See, we've all been plagued by our own personal Trumps -- ghouls who seem to flow between every attempt at comeuppance. "The Trumps" even sounds like some kind of unstoppable grundle infliction to begin with. But I'm specifically talking about people who have harassed or abused others, only to move up the ranks. And that's why, for a lot of us, Trump's victory not only hurt on a political level, but a personal one. There have already been numerous articles about the low-level post-traumatic stress some people have potentially felt from last November, and the need to regain control that comes with those feelings. And I believe that's the reason we're now ready to listen, and why the entertainment industry (a place swarming with Trumps) was the first to begin its purge.
But we have to make sure it doesn't stop there. Because as you well know, every industry has its Trump. It could be a groping engineer, racist librarian, or abusive sergeant -- slippery human trash isn't exclusive. And now that even the POTUS is a serial assaulter, never has it been a more important time to hold these people accountable.
Dave is on Twitter if you want to jam sometime.

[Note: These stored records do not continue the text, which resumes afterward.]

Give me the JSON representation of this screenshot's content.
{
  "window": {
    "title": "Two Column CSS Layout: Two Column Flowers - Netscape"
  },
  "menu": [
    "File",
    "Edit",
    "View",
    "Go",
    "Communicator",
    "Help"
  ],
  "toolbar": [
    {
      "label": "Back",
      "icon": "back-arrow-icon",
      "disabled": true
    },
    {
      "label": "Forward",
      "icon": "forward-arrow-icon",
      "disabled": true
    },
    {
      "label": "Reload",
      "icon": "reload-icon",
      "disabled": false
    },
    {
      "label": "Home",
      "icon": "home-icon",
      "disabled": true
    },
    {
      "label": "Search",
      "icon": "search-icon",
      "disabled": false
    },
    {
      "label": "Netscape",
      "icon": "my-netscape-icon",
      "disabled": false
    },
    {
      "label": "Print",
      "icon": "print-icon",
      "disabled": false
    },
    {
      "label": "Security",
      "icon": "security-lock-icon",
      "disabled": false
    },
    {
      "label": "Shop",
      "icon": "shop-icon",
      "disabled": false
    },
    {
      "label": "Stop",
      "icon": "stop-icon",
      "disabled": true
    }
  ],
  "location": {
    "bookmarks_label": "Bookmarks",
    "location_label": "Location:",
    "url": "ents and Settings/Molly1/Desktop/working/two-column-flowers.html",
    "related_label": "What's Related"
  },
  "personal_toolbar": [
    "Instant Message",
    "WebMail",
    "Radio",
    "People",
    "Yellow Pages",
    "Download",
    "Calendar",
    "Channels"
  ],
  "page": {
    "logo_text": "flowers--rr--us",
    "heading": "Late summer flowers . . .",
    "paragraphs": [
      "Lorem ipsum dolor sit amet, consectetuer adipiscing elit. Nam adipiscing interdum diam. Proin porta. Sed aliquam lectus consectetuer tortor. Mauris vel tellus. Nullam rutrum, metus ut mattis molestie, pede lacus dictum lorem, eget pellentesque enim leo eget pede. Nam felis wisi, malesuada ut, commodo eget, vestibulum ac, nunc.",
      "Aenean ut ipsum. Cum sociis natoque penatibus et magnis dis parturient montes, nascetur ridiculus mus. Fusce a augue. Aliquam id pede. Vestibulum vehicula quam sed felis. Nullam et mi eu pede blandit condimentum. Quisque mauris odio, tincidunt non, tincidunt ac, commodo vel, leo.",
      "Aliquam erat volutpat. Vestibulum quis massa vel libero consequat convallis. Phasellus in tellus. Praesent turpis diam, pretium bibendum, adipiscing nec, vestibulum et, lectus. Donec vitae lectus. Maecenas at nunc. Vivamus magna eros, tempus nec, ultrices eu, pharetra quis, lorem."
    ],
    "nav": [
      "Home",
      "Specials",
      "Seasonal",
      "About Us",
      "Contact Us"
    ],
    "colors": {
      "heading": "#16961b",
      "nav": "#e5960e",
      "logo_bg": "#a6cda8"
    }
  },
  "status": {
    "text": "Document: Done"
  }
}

If you loved this article and want more content like this, support our site with a visit to our Contribution Page. Or sign up for our Subscription Service for exclusive content, an ad-free experience, and more.
Subscribe to our YouTube channel, and check out How Society Can't Help Treating Sexual Assault Victims Poorly, and watch other videos you won't see on the site!
Also follow us on Facebook. Please and thank you.
Everybody loves a good old-fashioned meltdown.
Many of today's celebrities have some real surprises in their family trees.
Our bodies are changing.
Fictional love triangles are always a rigged game.